GIVEN RECORDS START
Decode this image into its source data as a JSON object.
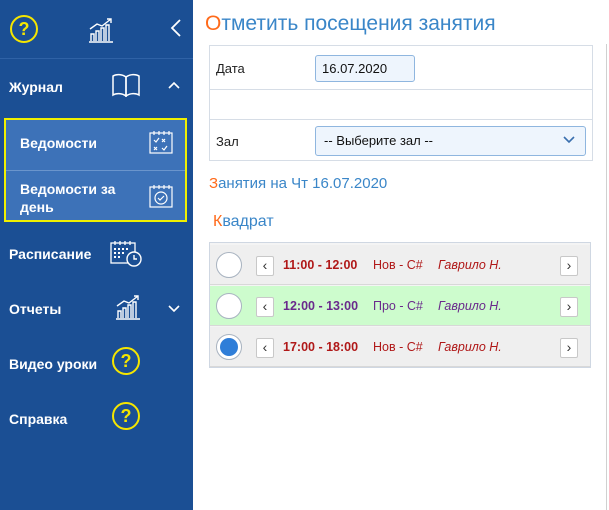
{
  "sidebar": {
    "help_glyph": "?",
    "journal_label": "Журнал",
    "sub_items": [
      {
        "label": "Ведомости"
      },
      {
        "label": "Ведомости за\nдень"
      }
    ],
    "schedule_label": "Расписание",
    "reports_label": "Отчеты",
    "video_label": "Видео уроки",
    "help_label": "Справка",
    "icons": [
      "help-icon",
      "chart-icon",
      "collapse-icon",
      "book-icon",
      "chevron-up-icon",
      "checklist-icon",
      "calendar-check-icon",
      "schedule-calendar-icon",
      "chart-icon",
      "chevron-down-icon"
    ]
  },
  "main": {
    "title_first": "О",
    "title_rest": "тметить посещения занятия",
    "form": {
      "date_label": "Дата",
      "date_value": "16.07.2020",
      "hall_label": "Зал",
      "hall_value": "-- Выберите зал --"
    },
    "lessons_first": "З",
    "lessons_rest": "анятия на Чт 16.07.2020",
    "group_first": "К",
    "group_rest": "вадрат",
    "lessons": [
      {
        "time": "11:00 - 12:00",
        "course": "Нов - C#",
        "teacher": "Гаврило Н.",
        "selected": false,
        "highlight": false
      },
      {
        "time": "12:00 - 13:00",
        "course": "Про - C#",
        "teacher": "Гаврило Н.",
        "selected": false,
        "highlight": true
      },
      {
        "time": "17:00 - 18:00",
        "course": "Нов - C#",
        "teacher": "Гаврило Н.",
        "selected": true,
        "highlight": false
      }
    ],
    "prev_glyph": "‹",
    "next_glyph": "›"
  },
  "colors": {
    "sidebar_bg": "#1b4f94",
    "submenu_bg": "#3d72b8",
    "highlight_border": "#f0f000",
    "accent_orange": "#ff6a1a",
    "title_blue": "#3a86c8",
    "row_active_bg": "#cdfccd",
    "time_red": "#b01818",
    "time_purple": "#6a2a8c"
  }
}
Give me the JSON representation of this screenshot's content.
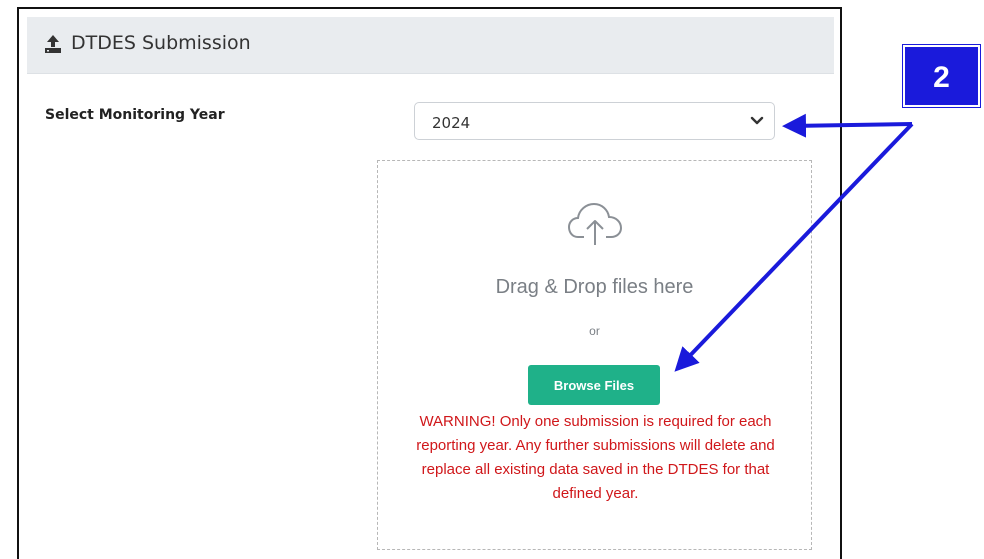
{
  "panel": {
    "title": "DTDES Submission",
    "icon": "upload-icon"
  },
  "form": {
    "year_label": "Select Monitoring Year",
    "year_value": "2024"
  },
  "dropzone": {
    "icon": "cloud-upload-icon",
    "drag_text": "Drag & Drop files here",
    "or_text": "or",
    "browse_label": "Browse Files",
    "warning": "WARNING! Only one submission is required for each reporting year. Any further submissions will delete and replace all existing data saved in the DTDES for that defined year."
  },
  "annotation": {
    "callout_number": "2",
    "color": "#1a1adb"
  },
  "colors": {
    "header_bg": "#e9ecef",
    "button_bg": "#1fb189",
    "warning_text": "#d0171a"
  }
}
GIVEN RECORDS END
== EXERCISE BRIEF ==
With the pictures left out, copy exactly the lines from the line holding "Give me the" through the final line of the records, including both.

== RESPONSE TO THE EXERCISE ==
Give me the JSON representation of this screenshot's content.
{
  "panel": {
    "title": "DTDES Submission",
    "icon": "upload-icon"
  },
  "form": {
    "year_label": "Select Monitoring Year",
    "year_value": "2024"
  },
  "dropzone": {
    "icon": "cloud-upload-icon",
    "drag_text": "Drag & Drop files here",
    "or_text": "or",
    "browse_label": "Browse Files",
    "warning": "WARNING! Only one submission is required for each reporting year. Any further submissions will delete and replace all existing data saved in the DTDES for that defined year."
  },
  "annotation": {
    "callout_number": "2",
    "color": "#1a1adb"
  },
  "colors": {
    "header_bg": "#e9ecef",
    "button_bg": "#1fb189",
    "warning_text": "#d0171a"
  }
}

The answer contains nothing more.